* _WORK REQUIRED_: The word "value" occurs in some lines of the listing. Copy those lines.

* _INPUT DATA_:
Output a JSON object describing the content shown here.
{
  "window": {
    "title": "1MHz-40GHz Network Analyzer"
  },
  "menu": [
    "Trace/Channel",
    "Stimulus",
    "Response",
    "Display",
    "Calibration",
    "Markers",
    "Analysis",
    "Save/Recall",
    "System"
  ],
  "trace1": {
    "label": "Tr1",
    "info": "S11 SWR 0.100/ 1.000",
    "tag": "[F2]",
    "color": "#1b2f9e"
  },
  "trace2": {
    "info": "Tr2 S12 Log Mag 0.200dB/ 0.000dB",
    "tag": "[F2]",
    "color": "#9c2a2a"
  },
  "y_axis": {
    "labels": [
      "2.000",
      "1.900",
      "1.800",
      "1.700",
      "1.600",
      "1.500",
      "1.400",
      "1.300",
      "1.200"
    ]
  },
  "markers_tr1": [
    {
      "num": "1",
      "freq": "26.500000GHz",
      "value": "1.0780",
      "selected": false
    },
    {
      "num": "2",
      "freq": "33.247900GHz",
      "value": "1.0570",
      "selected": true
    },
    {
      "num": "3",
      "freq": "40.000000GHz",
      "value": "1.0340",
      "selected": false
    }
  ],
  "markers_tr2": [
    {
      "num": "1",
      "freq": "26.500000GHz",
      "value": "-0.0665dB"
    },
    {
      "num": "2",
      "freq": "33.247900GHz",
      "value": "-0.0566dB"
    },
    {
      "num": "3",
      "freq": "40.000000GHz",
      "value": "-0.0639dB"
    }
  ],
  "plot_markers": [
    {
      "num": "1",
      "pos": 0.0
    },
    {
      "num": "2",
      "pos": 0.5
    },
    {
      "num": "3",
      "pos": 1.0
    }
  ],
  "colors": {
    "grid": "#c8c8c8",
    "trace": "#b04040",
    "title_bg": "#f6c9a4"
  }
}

* _ANSWER BELOW_:
      "value": "1.0780",
      "value": "1.0570",
      "value": "1.0340",
      "value": "-0.0665dB"
      "value": "-0.0566dB"
      "value": "-0.0639dB"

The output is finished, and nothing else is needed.